**TASK ITEM**
Count the lines below that include the word "casa" and write that number alone.

-------- DATA SHOWN --------

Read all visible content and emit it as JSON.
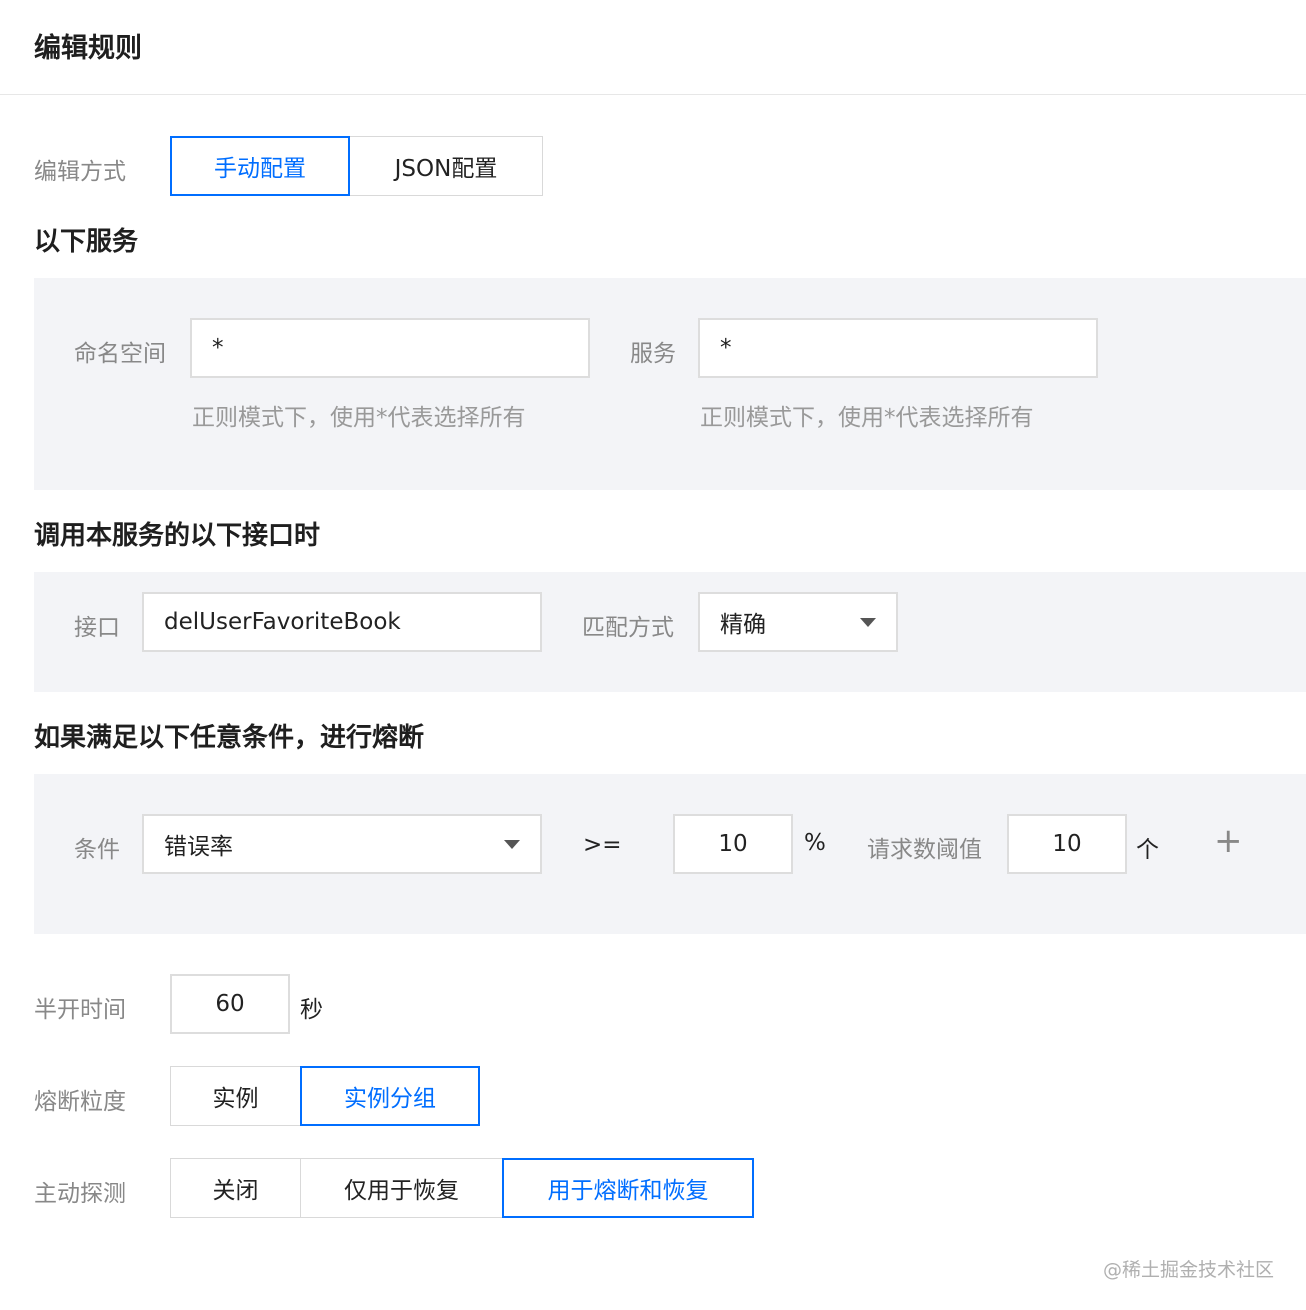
{
  "title": "编辑规则",
  "edit_mode": {
    "label": "编辑方式",
    "options": [
      "手动配置",
      "JSON配置"
    ],
    "selected": "手动配置"
  },
  "services": {
    "section_title": "以下服务",
    "namespace_label": "命名空间",
    "namespace_value": "*",
    "namespace_hint": "正则模式下，使用*代表选择所有",
    "service_label": "服务",
    "service_value": "*",
    "service_hint": "正则模式下，使用*代表选择所有"
  },
  "interface": {
    "section_title": "调用本服务的以下接口时",
    "interface_label": "接口",
    "interface_value": "delUserFavoriteBook",
    "match_label": "匹配方式",
    "match_value": "精确"
  },
  "conditions": {
    "section_title": "如果满足以下任意条件，进行熔断",
    "condition_label": "条件",
    "condition_value": "错误率",
    "operator": ">=",
    "threshold_value": "10",
    "threshold_unit": "%",
    "request_label": "请求数阈值",
    "request_value": "10",
    "request_unit": "个",
    "add_symbol": "+"
  },
  "half_open": {
    "label": "半开时间",
    "value": "60",
    "unit": "秒"
  },
  "granularity": {
    "label": "熔断粒度",
    "options": [
      "实例",
      "实例分组"
    ],
    "selected": "实例分组"
  },
  "probe": {
    "label": "主动探测",
    "options": [
      "关闭",
      "仅用于恢复",
      "用于熔断和恢复"
    ],
    "selected": "用于熔断和恢复"
  },
  "watermark": "@稀土掘金技术社区",
  "colors": {
    "accent": "#006eff",
    "panel_bg": "#f3f4f7",
    "label_gray": "#888888"
  }
}
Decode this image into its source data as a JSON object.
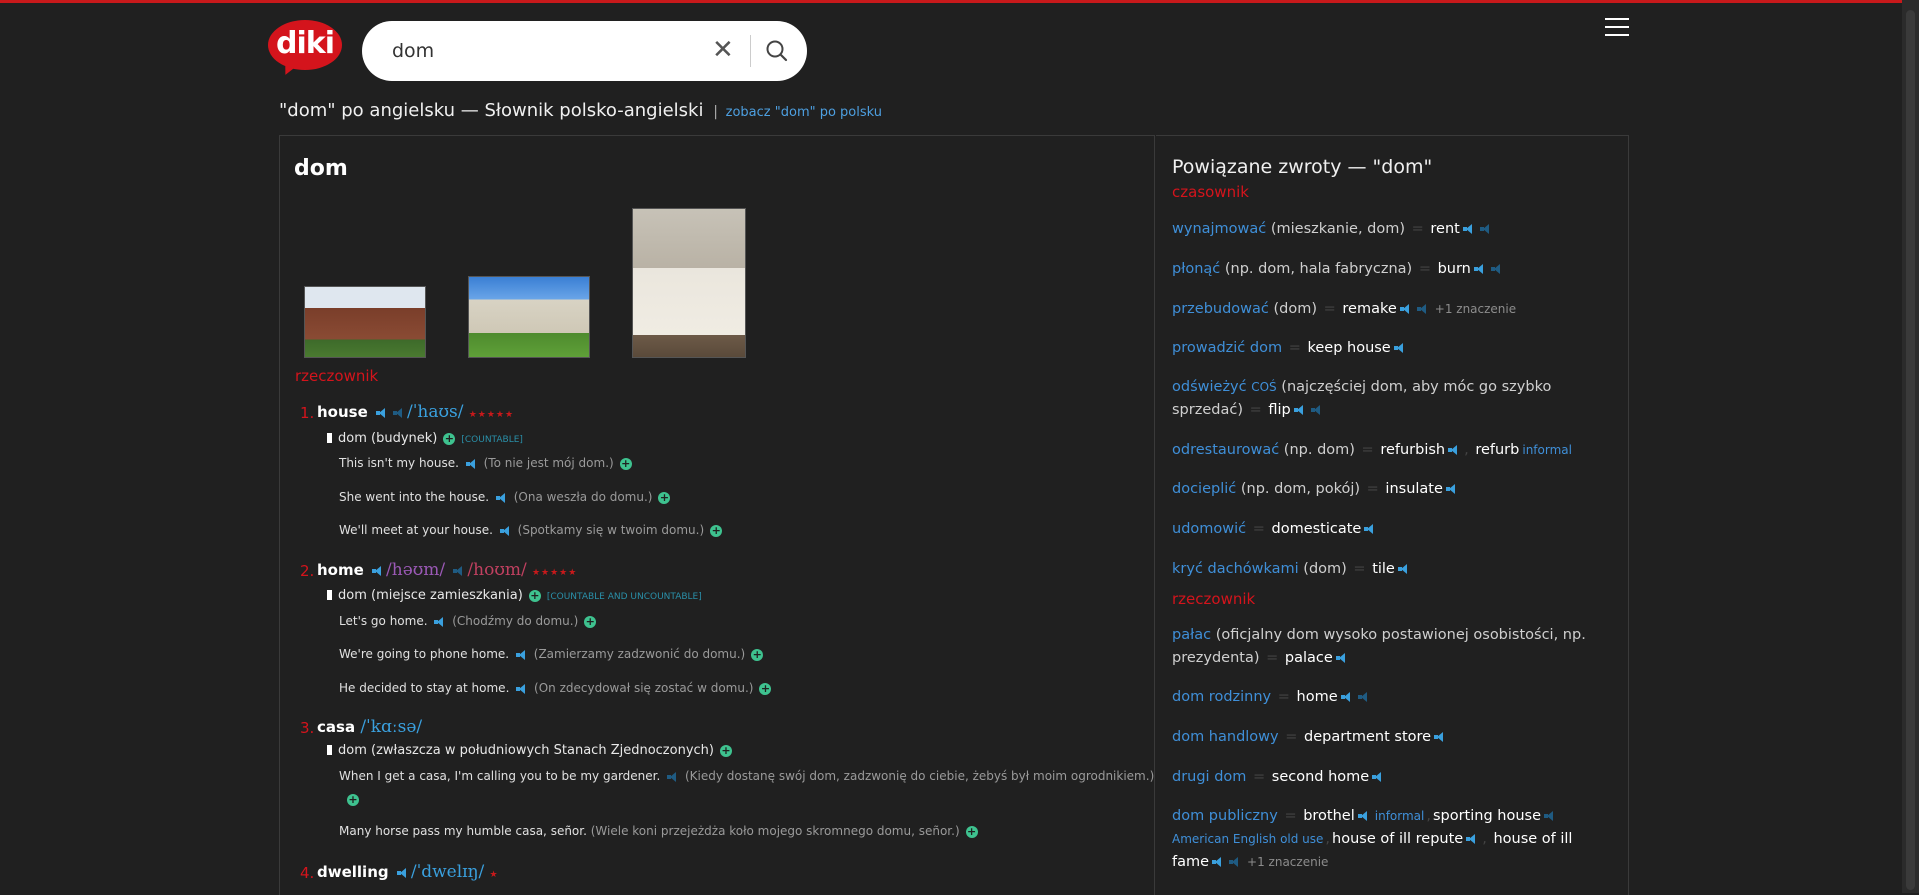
{
  "header": {
    "logo_text": "diki",
    "search_value": "dom",
    "clear_glyph": "✕"
  },
  "page_title": {
    "main": "\"dom\" po angielsku — Słownik polsko-angielski",
    "pipe": "|",
    "link": "zobacz \"dom\" po polsku"
  },
  "headword": "dom",
  "pos_noun": "rzeczownik",
  "entries": [
    {
      "num": "1.",
      "word": "house",
      "ipa1": "/ˈhaʊs/",
      "stars": "★★★★★",
      "meaning": "dom (budynek)",
      "gram": "[COUNTABLE]",
      "examples": [
        {
          "en": "This isn't my house.",
          "pl": "(To nie jest mój dom.)"
        },
        {
          "en": "She went into the house.",
          "pl": "(Ona weszła do domu.)"
        },
        {
          "en": "We'll meet at your house.",
          "pl": "(Spotkamy się w twoim domu.)"
        }
      ]
    },
    {
      "num": "2.",
      "word": "home",
      "ipa1": "/həʊm/",
      "ipa2": "/hoʊm/",
      "stars": "★★★★★",
      "meaning": "dom (miejsce zamieszkania)",
      "gram": "[COUNTABLE AND UNCOUNTABLE]",
      "examples": [
        {
          "en": "Let's go home.",
          "pl": "(Chodźmy do domu.)"
        },
        {
          "en": "We're going to phone home.",
          "pl": "(Zamierzamy zadzwonić do domu.)"
        },
        {
          "en": "He decided to stay at home.",
          "pl": "(On zdecydował się zostać w domu.)"
        }
      ]
    },
    {
      "num": "3.",
      "word": "casa",
      "ipa1": "/ˈkɑːsə/",
      "meaning": "dom (zwłaszcza w południowych Stanach Zjednoczonych)",
      "examples": [
        {
          "en": "When I get a casa, I'm calling you to be my gardener.",
          "pl": "(Kiedy dostanę swój dom, zadzwonię do ciebie, żebyś był moim ogrodnikiem.)"
        },
        {
          "en": "Many horse pass my humble casa, señor.",
          "pl": "(Wiele koni przejeżdża koło mojego skromnego domu, señor.)"
        }
      ]
    },
    {
      "num": "4.",
      "word": "dwelling",
      "ipa1": "/ˈdwelɪŋ/",
      "stars": "★"
    }
  ],
  "related": {
    "title": "Powiązane zwroty — \"dom\"",
    "pos_verb": "czasownik",
    "pos_noun": "rzeczownik",
    "eq": "=",
    "verbs": [
      {
        "pl": "wynajmować",
        "ctx": "(mieszkanie, dom)",
        "en": "rent"
      },
      {
        "pl": "płonąć",
        "ctx": "(np. dom, hala fabryczna)",
        "en": "burn"
      },
      {
        "pl": "przebudować",
        "ctx": "(dom)",
        "en": "remake",
        "more": "+1 znaczenie"
      },
      {
        "pl": "prowadzić dom",
        "en": "keep house"
      },
      {
        "pl": "odświeżyć",
        "pl_small": "COŚ",
        "ctx": "(najczęściej dom, aby móc go szybko sprzedać)",
        "en": "flip"
      },
      {
        "pl": "odrestaurować",
        "ctx": "(np. dom)",
        "en": "refurbish",
        "en2": "refurb",
        "reg2": "informal"
      },
      {
        "pl": "docieplić",
        "ctx": "(np. dom, pokój)",
        "en": "insulate"
      },
      {
        "pl": "udomowić",
        "en": "domesticate"
      },
      {
        "pl": "kryć dachówkami",
        "ctx": "(dom)",
        "en": "tile"
      }
    ],
    "nouns": [
      {
        "pl": "pałac",
        "ctx": "(oficjalny dom wysoko postawionej osobistości, np. prezydenta)",
        "en": "palace"
      },
      {
        "pl": "dom rodzinny",
        "en": "home"
      },
      {
        "pl": "dom handlowy",
        "en": "department store"
      },
      {
        "pl": "drugi dom",
        "en": "second home"
      },
      {
        "pl": "dom publiczny",
        "en": "brothel",
        "reg2": "informal",
        "en2": "sporting house",
        "reg3": "American English old use",
        "en3": "house of ill repute",
        "en4": "house of ill fame",
        "more": "+1 znaczenie"
      }
    ]
  }
}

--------

**ANSWER**
3